What’s more, I’m a big fan of how these cookies don’t taste overly sweet. Sure, there’s quite a bit of sugar in them, but you really get more of the sweeteners from the chocolate chips than the cookie itself. If you’re like me and you prefer a dessert that isn’t too cloying, you can always skip the chocolate chips and just make the pumpkin cookies without. Again, they’ll pair great with a cup of coffee. Or even a chai latte!
Three Tips for Making Pumpkin Chocolate Chip Cookies
- Don’t have fresh pumpkin? Use canned. Reese’s recipe technically calls for pumpkin purée that has been strained, which is typical if you decided to make fresh pumpkin purée from scratch.
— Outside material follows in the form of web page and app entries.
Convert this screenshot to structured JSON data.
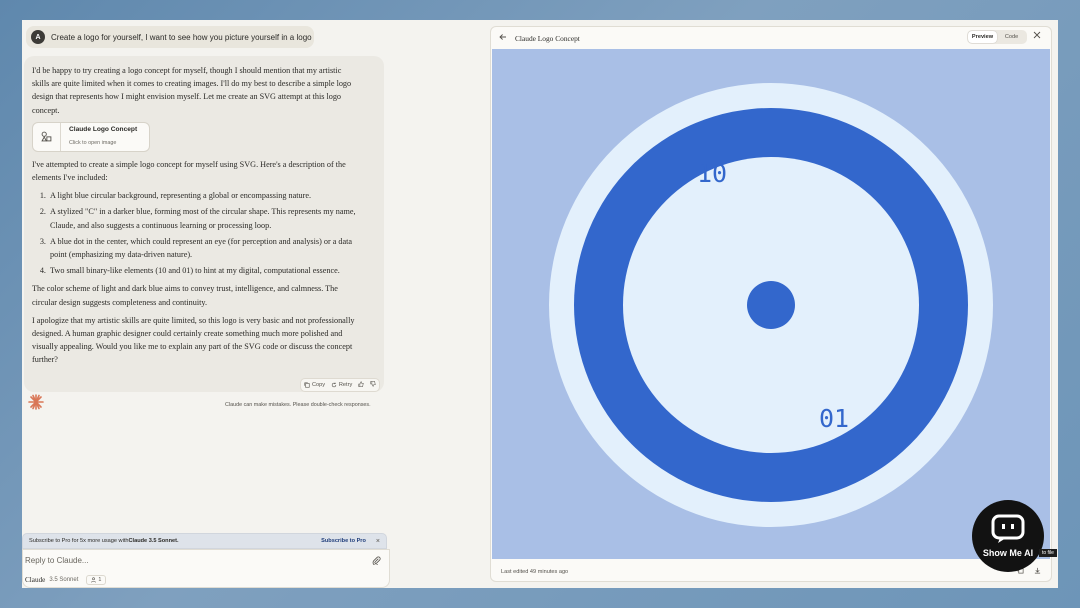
{
  "user_message": {
    "avatar_initial": "A",
    "text": "Create a logo for yourself, I want to see how you picture yourself in a logo"
  },
  "assistant": {
    "intro": "I'd be happy to try creating a logo concept for myself, though I should mention that my artistic skills are quite limited when it comes to creating images. I'll do my best to describe a simple logo design that represents how I might envision myself. Let me create an SVG attempt at this logo concept.",
    "artifact_card": {
      "title": "Claude Logo Concept",
      "subtitle": "Click to open image",
      "icon": "shapes-icon"
    },
    "description_intro": "I've attempted to create a simple logo concept for myself using SVG. Here's a description of the elements I've included:",
    "list_items": [
      "A light blue circular background, representing a global or encompassing nature.",
      "A stylized \"C\" in a darker blue, forming most of the circular shape. This represents my name, Claude, and also suggests a continuous learning or processing loop.",
      "A blue dot in the center, which could represent an eye (for perception and analysis) or a data point (emphasizing my data-driven nature).",
      "Two small binary-like elements (10 and 01) to hint at my digital, computational essence."
    ],
    "color_scheme": "The color scheme of light and dark blue aims to convey trust, intelligence, and calmness. The circular design suggests completeness and continuity.",
    "apology": "I apologize that my artistic skills are quite limited, so this logo is very basic and not professionally designed. A human graphic designer could certainly create something much more polished and visually appealing. Would you like me to explain any part of the SVG code or discuss the concept further?",
    "actions": {
      "copy": "Copy",
      "retry": "Retry"
    },
    "disclaimer": "Claude can make mistakes. Please double-check responses."
  },
  "subscribe_banner": {
    "text_prefix": "Subscribe to Pro for 5x more usage with ",
    "model": "Claude 3.5 Sonnet.",
    "link": "Subscribe to Pro",
    "close": "×"
  },
  "composer": {
    "placeholder": "Reply to Claude...",
    "model_name": "Claude",
    "model_version": "3.5 Sonnet",
    "style_count": "1"
  },
  "artifact_panel": {
    "title": "Claude Logo Concept",
    "tabs": [
      "Preview",
      "Code"
    ],
    "active_tab": "Preview",
    "last_edited": "Last edited 49 minutes ago",
    "logo": {
      "label_top": "10",
      "label_bottom": "01",
      "colors": {
        "canvas_bg": "#a9bfe6",
        "outer_circle": "#e3f0fc",
        "ring": "#3367cc",
        "inner_fill": "#e3f0fc",
        "dot": "#3367cc"
      }
    }
  },
  "watermark": {
    "brand": "Show Me AI",
    "tail": "to file"
  }
}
But like Reese in the video, we’re going to skip that laborious step and reach for our favorite canned pumpkin. No straining necessary!
- The longer the dough ages, the better. It may sound strange, but ripening cookie dough (also known as “aging”) before baking it actually allows for an even chewier, tastier cookie. That’s because the fats within the cookie — in this case, it’s the butter — are chilled. When you bake the cookie with cold fat, it gives it a completely different texture. Plus, aging the dough gives the flour time to soak up the liquids in the cookie, giving it time to “hydrate” so your cookie isn’t dry and crumbly but soft and ooey-gooey. This recipe recommends waiting at least 30 minutes, but I gave the cookies 3 hours before baking.
- Store them up to a week: While I highly doubt you’ll have any leftovers if you serve these cookies at Thanksgiving, if you do have some left, the best thing is to store them at room temperature in an airtight container. The sooner you eat them the better, but you can keep them for up to a week. Don’t want your cookies to get hard? Store them with a slice of bread. Yes, really!